What this task involves:
Your reply should reproduce each record precisely as written.

Information shown:

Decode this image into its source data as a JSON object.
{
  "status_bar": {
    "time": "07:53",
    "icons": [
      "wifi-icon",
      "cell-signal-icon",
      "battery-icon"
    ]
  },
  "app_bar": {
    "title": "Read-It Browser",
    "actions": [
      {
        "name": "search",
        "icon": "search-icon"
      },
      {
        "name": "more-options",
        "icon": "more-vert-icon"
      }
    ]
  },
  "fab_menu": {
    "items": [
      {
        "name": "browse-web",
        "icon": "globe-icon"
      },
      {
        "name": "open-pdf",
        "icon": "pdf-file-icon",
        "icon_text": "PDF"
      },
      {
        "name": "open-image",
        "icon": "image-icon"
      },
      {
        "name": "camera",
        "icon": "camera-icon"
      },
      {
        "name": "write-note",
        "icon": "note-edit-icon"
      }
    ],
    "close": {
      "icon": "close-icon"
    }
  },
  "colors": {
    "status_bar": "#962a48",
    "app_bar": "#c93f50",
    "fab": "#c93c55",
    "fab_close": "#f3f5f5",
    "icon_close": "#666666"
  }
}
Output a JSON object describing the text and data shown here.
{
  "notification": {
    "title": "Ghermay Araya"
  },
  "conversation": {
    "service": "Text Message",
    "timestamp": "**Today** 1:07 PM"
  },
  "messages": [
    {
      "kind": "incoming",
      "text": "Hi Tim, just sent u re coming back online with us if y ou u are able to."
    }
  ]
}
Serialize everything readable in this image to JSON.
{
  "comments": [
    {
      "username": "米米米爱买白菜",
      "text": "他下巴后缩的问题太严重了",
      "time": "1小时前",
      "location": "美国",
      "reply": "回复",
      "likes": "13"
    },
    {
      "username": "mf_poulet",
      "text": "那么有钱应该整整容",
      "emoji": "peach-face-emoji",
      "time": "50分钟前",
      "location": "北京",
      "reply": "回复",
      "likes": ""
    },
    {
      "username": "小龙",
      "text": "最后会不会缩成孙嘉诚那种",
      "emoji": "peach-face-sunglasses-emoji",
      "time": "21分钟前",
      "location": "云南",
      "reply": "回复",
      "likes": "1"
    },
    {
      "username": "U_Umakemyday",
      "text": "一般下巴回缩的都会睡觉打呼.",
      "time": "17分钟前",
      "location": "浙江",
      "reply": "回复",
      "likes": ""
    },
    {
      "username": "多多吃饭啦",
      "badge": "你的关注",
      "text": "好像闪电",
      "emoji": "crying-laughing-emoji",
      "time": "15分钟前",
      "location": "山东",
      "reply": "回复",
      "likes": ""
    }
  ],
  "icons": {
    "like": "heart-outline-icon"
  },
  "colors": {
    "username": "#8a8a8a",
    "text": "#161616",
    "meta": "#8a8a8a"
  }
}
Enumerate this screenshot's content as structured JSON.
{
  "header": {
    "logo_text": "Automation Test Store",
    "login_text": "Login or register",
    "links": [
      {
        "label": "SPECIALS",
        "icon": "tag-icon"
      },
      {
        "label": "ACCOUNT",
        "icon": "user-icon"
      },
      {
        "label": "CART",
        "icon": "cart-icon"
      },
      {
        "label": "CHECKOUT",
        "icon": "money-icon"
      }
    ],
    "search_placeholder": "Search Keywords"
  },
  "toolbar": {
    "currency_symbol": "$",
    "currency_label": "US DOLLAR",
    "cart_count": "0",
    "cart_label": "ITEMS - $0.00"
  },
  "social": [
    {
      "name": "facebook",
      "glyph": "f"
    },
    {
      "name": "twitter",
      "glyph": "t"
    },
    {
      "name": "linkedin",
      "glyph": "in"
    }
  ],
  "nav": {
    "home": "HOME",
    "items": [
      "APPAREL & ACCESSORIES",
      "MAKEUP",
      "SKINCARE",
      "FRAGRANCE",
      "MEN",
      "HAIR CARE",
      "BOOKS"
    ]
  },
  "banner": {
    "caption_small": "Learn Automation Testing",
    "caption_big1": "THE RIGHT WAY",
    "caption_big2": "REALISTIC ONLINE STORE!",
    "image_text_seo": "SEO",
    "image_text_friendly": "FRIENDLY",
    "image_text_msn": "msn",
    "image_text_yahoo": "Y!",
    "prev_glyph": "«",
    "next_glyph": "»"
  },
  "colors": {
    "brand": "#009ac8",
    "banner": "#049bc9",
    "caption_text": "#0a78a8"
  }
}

Reply to the exercise:
Decode this image into its source data as a JSON object.
{
  "status_bar": {
    "time": "07:53",
    "icons": [
      "wifi-icon",
      "cell-signal-icon",
      "battery-icon"
    ]
  },
  "app_bar": {
    "title": "Read-It Browser",
    "actions": [
      {
        "name": "search",
        "icon": "search-icon"
      },
      {
        "name": "more-options",
        "icon": "more-vert-icon"
      }
    ]
  },
  "fab_menu": {
    "items": [
      {
        "name": "browse-web",
        "icon": "globe-icon"
      },
      {
        "name": "open-pdf",
        "icon": "pdf-file-icon",
        "icon_text": "PDF"
      },
      {
        "name": "open-image",
        "icon": "image-icon"
      },
      {
        "name": "camera",
        "icon": "camera-icon"
      },
      {
        "name": "write-note",
        "icon": "note-edit-icon"
      }
    ],
    "close": {
      "icon": "close-icon"
    }
  },
  "colors": {
    "status_bar": "#962a48",
    "app_bar": "#c93f50",
    "fab": "#c93c55",
    "fab_close": "#f3f5f5",
    "icon_close": "#666666"
  }
}
Output a JSON object describing the text and data shown here.
{
  "notification": {
    "title": "Ghermay Araya"
  },
  "conversation": {
    "service": "Text Message",
    "timestamp": "**Today** 1:07 PM"
  },
  "messages": [
    {
      "kind": "incoming",
      "text": "Hi Tim, just sent u re coming back online with us if y ou u are able to."
    }
  ]
}
Serialize everything readable in this image to JSON.
{
  "comments": [
    {
      "username": "米米米爱买白菜",
      "text": "他下巴后缩的问题太严重了",
      "time": "1小时前",
      "location": "美国",
      "reply": "回复",
      "likes": "13"
    },
    {
      "username": "mf_poulet",
      "text": "那么有钱应该整整容",
      "emoji": "peach-face-emoji",
      "time": "50分钟前",
      "location": "北京",
      "reply": "回复",
      "likes": ""
    },
    {
      "username": "小龙",
      "text": "最后会不会缩成孙嘉诚那种",
      "emoji": "peach-face-sunglasses-emoji",
      "time": "21分钟前",
      "location": "云南",
      "reply": "回复",
      "likes": "1"
    },
    {
      "username": "U_Umakemyday",
      "text": "一般下巴回缩的都会睡觉打呼.",
      "time": "17分钟前",
      "location": "浙江",
      "reply": "回复",
      "likes": ""
    },
    {
      "username": "多多吃饭啦",
      "badge": "你的关注",
      "text": "好像闪电",
      "emoji": "crying-laughing-emoji",
      "time": "15分钟前",
      "location": "山东",
      "reply": "回复",
      "likes": ""
    }
  ],
  "icons": {
    "like": "heart-outline-icon"
  },
  "colors": {
    "username": "#8a8a8a",
    "text": "#161616",
    "meta": "#8a8a8a"
  }
}
Enumerate this screenshot's content as structured JSON.
{
  "header": {
    "logo_text": "Automation Test Store",
    "login_text": "Login or register",
    "links": [
      {
        "label": "SPECIALS",
        "icon": "tag-icon"
      },
      {
        "label": "ACCOUNT",
        "icon": "user-icon"
      },
      {
        "label": "CART",
        "icon": "cart-icon"
      },
      {
        "label": "CHECKOUT",
        "icon": "money-icon"
      }
    ],
    "search_placeholder": "Search Keywords"
  },
  "toolbar": {
    "currency_symbol": "$",
    "currency_label": "US DOLLAR",
    "cart_count": "0",
    "cart_label": "ITEMS - $0.00"
  },
  "social": [
    {
      "name": "facebook",
      "glyph": "f"
    },
    {
      "name": "twitter",
      "glyph": "t"
    },
    {
      "name": "linkedin",
      "glyph": "in"
    }
  ],
  "nav": {
    "home": "HOME",
    "items": [
      "APPAREL & ACCESSORIES",
      "MAKEUP",
      "SKINCARE",
      "FRAGRANCE",
      "MEN",
      "HAIR CARE",
      "BOOKS"
    ]
  },
  "banner": {
    "caption_small": "Learn Automation Testing",
    "caption_big1": "THE RIGHT WAY",
    "caption_big2": "REALISTIC ONLINE STORE!",
    "image_text_seo": "SEO",
    "image_text_friendly": "FRIENDLY",
    "image_text_msn": "msn",
    "image_text_yahoo": "Y!",
    "prev_glyph": "«",
    "next_glyph": "»"
  },
  "colors": {
    "brand": "#009ac8",
    "banner": "#049bc9",
    "caption_text": "#0a78a8"
  }
}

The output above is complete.